Tony Conrad filmed Beholden to Victory in 1980 on sound Super-8 film. Using the devices of the war film genre, Tony Conrad cast his film with friends and colleagues, such as Mike Kelley, David Antin, Sheldon Nodelman, and Tony Oursler. Rather than directing the actors, he presented them with unscripted scenarios that could only be enacted within the strictly defined roles of 'officer' or 'soldier'. Each title carried its own set of rules and restrictions. Beholden to Victory extends and echoes the militaristic themes and power relationships depicted on screen between the soldiers and officers within the film to the hierarchies constructed between the actors and the camera, the camera and the director, and the audience and the film.
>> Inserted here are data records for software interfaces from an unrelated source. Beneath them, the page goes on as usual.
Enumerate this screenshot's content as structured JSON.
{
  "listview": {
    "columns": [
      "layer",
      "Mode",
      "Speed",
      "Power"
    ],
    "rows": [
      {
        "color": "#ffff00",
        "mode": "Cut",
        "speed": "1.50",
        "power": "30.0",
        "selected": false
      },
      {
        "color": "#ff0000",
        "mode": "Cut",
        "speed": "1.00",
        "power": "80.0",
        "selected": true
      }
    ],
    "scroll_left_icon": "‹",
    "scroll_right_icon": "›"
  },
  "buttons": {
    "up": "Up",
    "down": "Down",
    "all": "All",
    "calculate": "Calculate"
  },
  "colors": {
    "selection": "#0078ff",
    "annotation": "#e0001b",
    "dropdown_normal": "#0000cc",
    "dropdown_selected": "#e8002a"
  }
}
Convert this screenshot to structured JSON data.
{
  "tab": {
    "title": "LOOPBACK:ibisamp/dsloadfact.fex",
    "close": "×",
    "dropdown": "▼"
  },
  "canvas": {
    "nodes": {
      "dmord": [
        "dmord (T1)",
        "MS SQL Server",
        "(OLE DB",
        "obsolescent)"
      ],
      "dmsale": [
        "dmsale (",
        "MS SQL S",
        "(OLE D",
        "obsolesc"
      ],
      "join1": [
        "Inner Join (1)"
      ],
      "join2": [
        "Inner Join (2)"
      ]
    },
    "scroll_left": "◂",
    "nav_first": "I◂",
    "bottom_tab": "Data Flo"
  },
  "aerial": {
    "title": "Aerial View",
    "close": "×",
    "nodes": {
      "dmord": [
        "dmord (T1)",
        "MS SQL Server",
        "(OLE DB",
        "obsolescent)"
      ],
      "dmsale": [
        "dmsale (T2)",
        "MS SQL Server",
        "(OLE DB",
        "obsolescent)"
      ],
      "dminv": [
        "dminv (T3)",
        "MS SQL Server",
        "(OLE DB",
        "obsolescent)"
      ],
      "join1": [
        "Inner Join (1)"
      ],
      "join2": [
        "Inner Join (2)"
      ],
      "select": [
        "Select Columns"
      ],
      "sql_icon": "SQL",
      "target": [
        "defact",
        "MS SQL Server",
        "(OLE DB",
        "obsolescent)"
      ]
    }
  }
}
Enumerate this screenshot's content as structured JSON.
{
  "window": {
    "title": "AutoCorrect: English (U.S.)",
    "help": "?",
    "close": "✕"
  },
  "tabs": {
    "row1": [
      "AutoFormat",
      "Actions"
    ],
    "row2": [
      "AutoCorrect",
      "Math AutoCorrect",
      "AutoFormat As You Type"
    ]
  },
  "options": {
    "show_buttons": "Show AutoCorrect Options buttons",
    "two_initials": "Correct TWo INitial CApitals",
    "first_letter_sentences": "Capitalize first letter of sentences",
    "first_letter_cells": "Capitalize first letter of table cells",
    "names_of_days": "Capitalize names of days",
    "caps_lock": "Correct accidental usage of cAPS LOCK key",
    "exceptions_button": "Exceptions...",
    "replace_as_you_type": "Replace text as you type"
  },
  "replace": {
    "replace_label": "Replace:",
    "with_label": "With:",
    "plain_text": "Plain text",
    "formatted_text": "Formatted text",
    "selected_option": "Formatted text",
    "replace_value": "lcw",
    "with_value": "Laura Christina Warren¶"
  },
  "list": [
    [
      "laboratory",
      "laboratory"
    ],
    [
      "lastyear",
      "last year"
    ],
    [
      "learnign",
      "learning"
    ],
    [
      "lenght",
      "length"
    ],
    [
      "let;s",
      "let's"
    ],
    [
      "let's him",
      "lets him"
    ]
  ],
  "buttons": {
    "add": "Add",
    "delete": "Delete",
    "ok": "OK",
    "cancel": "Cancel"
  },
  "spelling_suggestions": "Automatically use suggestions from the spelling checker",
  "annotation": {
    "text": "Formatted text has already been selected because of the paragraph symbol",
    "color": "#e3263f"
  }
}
We present the film as a configuration of the material that Tony Conrad developed in 2007. The film material is being digitally projected as a random-edited computer video, which runs differently in every presentation.
Beholden to Victory is an edited video version of the full-length Super-8 'war movie' genre picture Hail the Fallen. (...) The film was not directed in the traditional sense, as there was no script, and the actors were required to play as in a game–to follow certain rules, or, more precisely, to observe certain restrictions. They were told only what they were not allowed to do. Because of this strategy there are few edits in the film, and the only parts edited out are examples of the actors doing what they were not supposed to do. The film thus consists of a series of scenes that are examples of correct behaviour.
I met Tony Conrad when I did a presentation in his class while he was a visiting professor of media in the visual arts department at the University of California, San Diego. I was a great admirer of his position in the 1960s New York art music scene and also of his early structural and demonstrational films (such as the famous 'flicker' film and his 'cooked' films). So I was surprised to see him tackle the genre film, an act that he told me was not looked upon kindly by his peers. At this time I was sharing an apartment in Hollywood with the video artist Tony Oursler and we were, among other things, making noise music. Tony Conrad would sometimes stay with us when he came up to Los Angeles, so it was only natural that Tony and I would end up in this film. We were outfitted in military gear and taken to the desert for a mission. Then we were informed of what we were not allowed to do and were left to struggle with what we could do.
Mike Kelley, Minor Histories. Statements, Conversations, Proposals, John C. Welchman (ed.), MIT Press (Cambridge, 2004), p. 180-181.
Press release courtesy Galerie Buchholz.